━━ EXTRACTED RECORDS

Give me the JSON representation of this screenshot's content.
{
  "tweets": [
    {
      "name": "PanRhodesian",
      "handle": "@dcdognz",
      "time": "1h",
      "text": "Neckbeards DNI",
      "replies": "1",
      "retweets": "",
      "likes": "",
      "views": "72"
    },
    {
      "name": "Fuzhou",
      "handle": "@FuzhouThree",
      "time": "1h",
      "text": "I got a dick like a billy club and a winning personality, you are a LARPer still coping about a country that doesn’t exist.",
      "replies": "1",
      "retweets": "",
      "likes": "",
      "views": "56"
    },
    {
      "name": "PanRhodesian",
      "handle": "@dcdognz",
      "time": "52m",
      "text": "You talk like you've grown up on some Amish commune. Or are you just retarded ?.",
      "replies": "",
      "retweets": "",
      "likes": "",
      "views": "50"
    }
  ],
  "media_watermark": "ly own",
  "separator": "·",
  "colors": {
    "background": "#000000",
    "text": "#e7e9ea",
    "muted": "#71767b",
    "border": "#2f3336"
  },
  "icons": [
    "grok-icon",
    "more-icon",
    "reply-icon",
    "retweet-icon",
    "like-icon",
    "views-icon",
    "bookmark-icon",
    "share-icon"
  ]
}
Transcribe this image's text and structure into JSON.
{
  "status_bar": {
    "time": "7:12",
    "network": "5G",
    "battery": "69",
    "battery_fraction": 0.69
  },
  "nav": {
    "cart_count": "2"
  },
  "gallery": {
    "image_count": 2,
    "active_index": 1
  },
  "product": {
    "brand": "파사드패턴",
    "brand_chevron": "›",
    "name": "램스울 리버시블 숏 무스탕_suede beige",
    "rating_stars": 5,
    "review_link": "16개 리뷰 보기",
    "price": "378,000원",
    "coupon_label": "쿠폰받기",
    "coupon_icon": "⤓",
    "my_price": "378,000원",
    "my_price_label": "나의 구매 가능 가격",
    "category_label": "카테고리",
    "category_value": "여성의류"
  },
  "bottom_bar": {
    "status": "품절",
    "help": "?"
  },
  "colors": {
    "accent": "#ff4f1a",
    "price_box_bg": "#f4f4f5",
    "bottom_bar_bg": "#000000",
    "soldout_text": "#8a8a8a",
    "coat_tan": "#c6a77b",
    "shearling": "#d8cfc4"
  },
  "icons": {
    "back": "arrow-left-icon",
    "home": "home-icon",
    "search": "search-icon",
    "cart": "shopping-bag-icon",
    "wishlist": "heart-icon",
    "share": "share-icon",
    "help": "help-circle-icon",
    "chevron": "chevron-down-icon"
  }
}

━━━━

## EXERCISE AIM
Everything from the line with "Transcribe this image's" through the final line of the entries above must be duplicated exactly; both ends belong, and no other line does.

## REPLY
Transcribe this image's text and structure into JSON.
{
  "status_bar": {
    "time": "7:12",
    "network": "5G",
    "battery": "69",
    "battery_fraction": 0.69
  },
  "nav": {
    "cart_count": "2"
  },
  "gallery": {
    "image_count": 2,
    "active_index": 1
  },
  "product": {
    "brand": "파사드패턴",
    "brand_chevron": "›",
    "name": "램스울 리버시블 숏 무스탕_suede beige",
    "rating_stars": 5,
    "review_link": "16개 리뷰 보기",
    "price": "378,000원",
    "coupon_label": "쿠폰받기",
    "coupon_icon": "⤓",
    "my_price": "378,000원",
    "my_price_label": "나의 구매 가능 가격",
    "category_label": "카테고리",
    "category_value": "여성의류"
  },
  "bottom_bar": {
    "status": "품절",
    "help": "?"
  },
  "colors": {
    "accent": "#ff4f1a",
    "price_box_bg": "#f4f4f5",
    "bottom_bar_bg": "#000000",
    "soldout_text": "#8a8a8a",
    "coat_tan": "#c6a77b",
    "shearling": "#d8cfc4"
  },
  "icons": {
    "back": "arrow-left-icon",
    "home": "home-icon",
    "search": "search-icon",
    "cart": "shopping-bag-icon",
    "wishlist": "heart-icon",
    "share": "share-icon",
    "help": "help-circle-icon",
    "chevron": "chevron-down-icon"
  }
}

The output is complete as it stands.